Five University of Victoria theatre graduates teamed up in Vancouver to create SEETHERED, an exploration of how women are mistreated in a society with a patriarchal medical system.

A Fringe program blurb offers an encapsulation of what’s on offer: “Exploring everything from wandering wombs to period sex to female sterilization, SEETHERED is an unapologetically bloody and beautiful battle cry for the acknowledgement of women’s pain.”

The 70-minute show, written and directed by Zoë Wessler, is told by four female characters in a medical waiting room (Emma Newton, Arielle Permack, Kapila Rego and Rahat Saini). We hear from Ruby, who’s about to undergo a hysterectomy after having endured terrible pelvic pain since adolescence due to endometriosis. Scarlett, coerced into sex by an abusive husband, seeks an abortion; Cerise wants a tubal ligation; Carmine struggles with her own infertility and the fact her husband, a trans man, will carry their child.
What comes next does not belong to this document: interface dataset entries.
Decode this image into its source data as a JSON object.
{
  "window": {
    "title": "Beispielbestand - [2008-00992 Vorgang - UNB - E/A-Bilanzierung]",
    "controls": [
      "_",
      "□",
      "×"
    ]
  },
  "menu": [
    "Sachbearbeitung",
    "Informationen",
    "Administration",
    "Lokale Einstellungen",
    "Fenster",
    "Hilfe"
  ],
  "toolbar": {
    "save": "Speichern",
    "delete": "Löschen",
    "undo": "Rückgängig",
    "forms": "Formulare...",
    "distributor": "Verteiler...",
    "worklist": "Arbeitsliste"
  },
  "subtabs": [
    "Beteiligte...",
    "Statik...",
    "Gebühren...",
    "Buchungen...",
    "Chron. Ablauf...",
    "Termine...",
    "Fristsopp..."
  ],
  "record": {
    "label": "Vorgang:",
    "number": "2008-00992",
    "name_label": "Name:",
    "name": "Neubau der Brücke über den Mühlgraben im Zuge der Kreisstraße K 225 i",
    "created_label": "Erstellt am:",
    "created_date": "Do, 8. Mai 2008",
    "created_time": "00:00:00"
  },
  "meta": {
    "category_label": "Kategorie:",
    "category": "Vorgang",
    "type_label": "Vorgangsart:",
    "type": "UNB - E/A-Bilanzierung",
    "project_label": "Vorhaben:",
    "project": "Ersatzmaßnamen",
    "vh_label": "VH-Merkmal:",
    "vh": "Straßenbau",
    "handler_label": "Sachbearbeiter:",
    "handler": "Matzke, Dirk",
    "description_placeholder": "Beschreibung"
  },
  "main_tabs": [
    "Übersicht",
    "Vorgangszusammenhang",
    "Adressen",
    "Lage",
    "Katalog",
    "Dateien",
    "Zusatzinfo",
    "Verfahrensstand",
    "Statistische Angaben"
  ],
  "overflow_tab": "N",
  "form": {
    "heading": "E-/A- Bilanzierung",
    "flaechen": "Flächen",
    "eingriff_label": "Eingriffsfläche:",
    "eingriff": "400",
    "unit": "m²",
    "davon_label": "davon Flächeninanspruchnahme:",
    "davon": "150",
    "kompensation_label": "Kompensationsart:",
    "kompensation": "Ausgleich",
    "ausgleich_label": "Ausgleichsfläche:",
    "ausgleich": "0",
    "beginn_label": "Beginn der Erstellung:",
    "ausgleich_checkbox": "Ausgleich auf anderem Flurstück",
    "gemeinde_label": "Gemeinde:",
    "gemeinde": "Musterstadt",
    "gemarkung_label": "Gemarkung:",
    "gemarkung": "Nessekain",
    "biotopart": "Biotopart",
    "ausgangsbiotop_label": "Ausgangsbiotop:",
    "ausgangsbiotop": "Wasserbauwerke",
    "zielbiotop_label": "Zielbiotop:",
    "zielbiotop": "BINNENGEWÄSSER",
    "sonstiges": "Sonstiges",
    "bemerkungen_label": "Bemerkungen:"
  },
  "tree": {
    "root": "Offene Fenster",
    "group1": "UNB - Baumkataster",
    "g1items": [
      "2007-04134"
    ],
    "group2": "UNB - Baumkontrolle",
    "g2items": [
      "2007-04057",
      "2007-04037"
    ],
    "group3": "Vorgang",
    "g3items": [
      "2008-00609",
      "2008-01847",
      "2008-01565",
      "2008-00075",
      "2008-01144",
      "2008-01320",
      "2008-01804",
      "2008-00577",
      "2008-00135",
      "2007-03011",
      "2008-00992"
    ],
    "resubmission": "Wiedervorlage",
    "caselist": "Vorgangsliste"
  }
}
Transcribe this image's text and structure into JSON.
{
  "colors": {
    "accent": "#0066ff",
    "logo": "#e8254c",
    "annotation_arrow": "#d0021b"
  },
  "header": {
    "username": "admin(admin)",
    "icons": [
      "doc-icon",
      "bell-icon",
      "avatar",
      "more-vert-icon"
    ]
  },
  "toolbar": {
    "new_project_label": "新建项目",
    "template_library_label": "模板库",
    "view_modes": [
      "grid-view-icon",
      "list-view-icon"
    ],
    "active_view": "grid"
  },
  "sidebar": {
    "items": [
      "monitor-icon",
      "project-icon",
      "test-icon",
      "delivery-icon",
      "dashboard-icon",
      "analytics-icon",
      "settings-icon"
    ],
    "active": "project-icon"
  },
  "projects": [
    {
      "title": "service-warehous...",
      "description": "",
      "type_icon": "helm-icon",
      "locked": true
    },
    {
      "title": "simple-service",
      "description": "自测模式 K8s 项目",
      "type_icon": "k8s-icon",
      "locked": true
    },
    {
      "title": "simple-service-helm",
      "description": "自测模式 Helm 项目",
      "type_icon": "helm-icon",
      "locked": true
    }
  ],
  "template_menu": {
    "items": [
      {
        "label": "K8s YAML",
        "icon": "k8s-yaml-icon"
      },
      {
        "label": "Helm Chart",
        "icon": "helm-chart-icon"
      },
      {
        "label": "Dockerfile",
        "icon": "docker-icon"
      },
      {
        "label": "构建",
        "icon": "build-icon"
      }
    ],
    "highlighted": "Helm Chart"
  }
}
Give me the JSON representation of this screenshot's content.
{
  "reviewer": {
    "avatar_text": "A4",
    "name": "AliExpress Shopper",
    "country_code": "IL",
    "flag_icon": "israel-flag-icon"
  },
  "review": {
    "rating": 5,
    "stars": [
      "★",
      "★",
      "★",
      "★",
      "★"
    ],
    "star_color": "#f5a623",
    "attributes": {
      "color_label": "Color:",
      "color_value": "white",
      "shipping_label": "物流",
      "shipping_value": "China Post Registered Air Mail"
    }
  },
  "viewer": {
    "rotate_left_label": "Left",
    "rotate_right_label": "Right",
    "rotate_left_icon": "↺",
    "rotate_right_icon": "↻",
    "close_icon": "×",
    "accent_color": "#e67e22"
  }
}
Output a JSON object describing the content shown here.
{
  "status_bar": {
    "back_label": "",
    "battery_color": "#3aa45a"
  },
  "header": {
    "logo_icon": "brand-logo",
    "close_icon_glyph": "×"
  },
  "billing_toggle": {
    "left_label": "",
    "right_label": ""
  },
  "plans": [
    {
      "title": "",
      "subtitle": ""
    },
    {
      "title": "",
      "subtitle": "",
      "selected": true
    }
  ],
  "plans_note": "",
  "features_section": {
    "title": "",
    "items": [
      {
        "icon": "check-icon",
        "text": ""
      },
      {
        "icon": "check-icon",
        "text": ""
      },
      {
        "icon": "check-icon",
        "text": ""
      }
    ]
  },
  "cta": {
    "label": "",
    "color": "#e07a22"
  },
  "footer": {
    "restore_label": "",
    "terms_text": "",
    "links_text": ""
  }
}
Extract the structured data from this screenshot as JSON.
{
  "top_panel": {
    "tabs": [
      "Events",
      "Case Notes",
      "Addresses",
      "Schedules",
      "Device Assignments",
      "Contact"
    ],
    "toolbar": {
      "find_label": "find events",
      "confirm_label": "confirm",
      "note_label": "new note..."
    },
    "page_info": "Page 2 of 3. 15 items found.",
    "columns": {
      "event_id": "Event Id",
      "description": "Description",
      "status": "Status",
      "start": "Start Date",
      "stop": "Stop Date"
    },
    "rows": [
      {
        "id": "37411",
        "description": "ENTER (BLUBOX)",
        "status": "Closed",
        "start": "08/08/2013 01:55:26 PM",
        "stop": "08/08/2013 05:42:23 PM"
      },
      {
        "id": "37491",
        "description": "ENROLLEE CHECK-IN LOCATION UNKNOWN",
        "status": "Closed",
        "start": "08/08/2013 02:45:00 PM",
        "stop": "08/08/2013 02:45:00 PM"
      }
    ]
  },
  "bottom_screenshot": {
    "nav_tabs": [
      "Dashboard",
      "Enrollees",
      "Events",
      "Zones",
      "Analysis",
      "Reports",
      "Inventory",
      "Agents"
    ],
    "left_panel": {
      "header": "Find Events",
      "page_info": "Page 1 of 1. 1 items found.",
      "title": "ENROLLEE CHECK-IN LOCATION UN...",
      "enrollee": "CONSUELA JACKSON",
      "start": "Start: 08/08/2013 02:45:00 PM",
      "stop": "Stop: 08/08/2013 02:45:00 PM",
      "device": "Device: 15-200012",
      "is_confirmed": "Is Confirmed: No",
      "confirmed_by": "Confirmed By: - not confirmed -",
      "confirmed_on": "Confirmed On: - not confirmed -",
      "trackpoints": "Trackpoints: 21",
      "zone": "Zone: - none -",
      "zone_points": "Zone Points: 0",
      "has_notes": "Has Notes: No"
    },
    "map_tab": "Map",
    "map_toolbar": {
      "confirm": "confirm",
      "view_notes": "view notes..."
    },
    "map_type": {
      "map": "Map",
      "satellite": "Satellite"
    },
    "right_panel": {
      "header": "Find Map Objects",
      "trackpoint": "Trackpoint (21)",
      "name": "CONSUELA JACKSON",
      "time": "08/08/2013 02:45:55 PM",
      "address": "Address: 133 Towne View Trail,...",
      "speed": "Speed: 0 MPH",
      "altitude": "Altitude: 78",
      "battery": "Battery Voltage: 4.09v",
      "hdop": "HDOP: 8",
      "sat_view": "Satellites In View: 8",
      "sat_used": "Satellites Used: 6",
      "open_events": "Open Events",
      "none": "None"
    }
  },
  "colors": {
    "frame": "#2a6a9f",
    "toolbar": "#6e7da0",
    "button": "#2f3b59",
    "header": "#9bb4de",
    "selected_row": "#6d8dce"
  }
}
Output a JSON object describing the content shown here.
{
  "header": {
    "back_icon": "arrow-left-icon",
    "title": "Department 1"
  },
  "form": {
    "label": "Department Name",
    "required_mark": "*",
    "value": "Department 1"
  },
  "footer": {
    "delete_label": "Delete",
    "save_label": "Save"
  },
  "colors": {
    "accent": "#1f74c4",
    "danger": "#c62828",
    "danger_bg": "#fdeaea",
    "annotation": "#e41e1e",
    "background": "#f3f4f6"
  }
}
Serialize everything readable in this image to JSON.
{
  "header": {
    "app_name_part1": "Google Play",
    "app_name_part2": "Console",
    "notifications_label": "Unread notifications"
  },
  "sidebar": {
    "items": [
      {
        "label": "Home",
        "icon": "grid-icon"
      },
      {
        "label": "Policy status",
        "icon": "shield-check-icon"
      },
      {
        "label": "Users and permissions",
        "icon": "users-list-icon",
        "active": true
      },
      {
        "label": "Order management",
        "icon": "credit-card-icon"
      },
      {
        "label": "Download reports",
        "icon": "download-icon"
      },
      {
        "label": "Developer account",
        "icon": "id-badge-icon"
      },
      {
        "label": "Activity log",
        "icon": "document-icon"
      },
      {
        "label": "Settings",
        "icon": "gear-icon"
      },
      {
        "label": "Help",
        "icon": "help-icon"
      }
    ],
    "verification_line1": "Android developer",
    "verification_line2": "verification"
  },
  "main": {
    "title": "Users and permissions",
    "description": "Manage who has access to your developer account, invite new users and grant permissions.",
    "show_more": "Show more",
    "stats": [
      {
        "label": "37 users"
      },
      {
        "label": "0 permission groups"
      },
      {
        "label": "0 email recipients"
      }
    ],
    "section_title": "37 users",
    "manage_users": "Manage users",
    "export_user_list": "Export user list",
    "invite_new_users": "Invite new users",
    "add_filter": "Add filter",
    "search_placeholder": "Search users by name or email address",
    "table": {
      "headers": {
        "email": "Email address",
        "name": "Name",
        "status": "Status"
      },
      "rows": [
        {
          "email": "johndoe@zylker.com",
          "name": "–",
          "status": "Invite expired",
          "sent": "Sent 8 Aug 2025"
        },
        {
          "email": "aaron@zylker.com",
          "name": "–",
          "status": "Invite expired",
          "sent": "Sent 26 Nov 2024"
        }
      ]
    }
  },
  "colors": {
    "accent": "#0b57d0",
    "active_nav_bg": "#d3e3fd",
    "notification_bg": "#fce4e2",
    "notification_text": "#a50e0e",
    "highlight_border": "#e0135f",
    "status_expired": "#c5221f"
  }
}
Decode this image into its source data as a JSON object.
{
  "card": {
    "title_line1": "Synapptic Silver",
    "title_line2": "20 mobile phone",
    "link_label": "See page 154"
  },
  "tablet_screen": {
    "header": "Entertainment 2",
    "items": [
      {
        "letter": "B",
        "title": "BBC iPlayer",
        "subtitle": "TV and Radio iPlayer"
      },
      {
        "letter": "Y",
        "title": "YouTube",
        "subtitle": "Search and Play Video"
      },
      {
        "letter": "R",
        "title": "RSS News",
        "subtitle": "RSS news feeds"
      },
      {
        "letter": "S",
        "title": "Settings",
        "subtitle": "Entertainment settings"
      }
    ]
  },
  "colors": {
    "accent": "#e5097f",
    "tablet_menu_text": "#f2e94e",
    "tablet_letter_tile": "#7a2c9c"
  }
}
There’s also a history of gynecology describing the emotional toll endured by women whose reproduction systems are overseen by misogynistic male doctors.

SEETHERED (pronounced “see the red”) is feminist political theatre — intended as unapologetic push-back against generations of mistreatment and pain. It’s certainly not for the faint hearted.

The show has some strengths — it’s well rehearsed and briskly directed with promising performances from a young cast. Switching back and forth between four stories, sometimes in a meandering way, does fragment the narrative thrust. (Focusing on one woman’s tale might have provided stronger engagement with the audience.) And while there are moments of humour, the unrelenting rage and earnestness powering SEETHERED makes for an experience some will find as daunting as it is illuminating.

The show continues at the Metro Theatre tonighty at 6 p.m., Sunday at 8:30 and Tuesday at 6 p.m.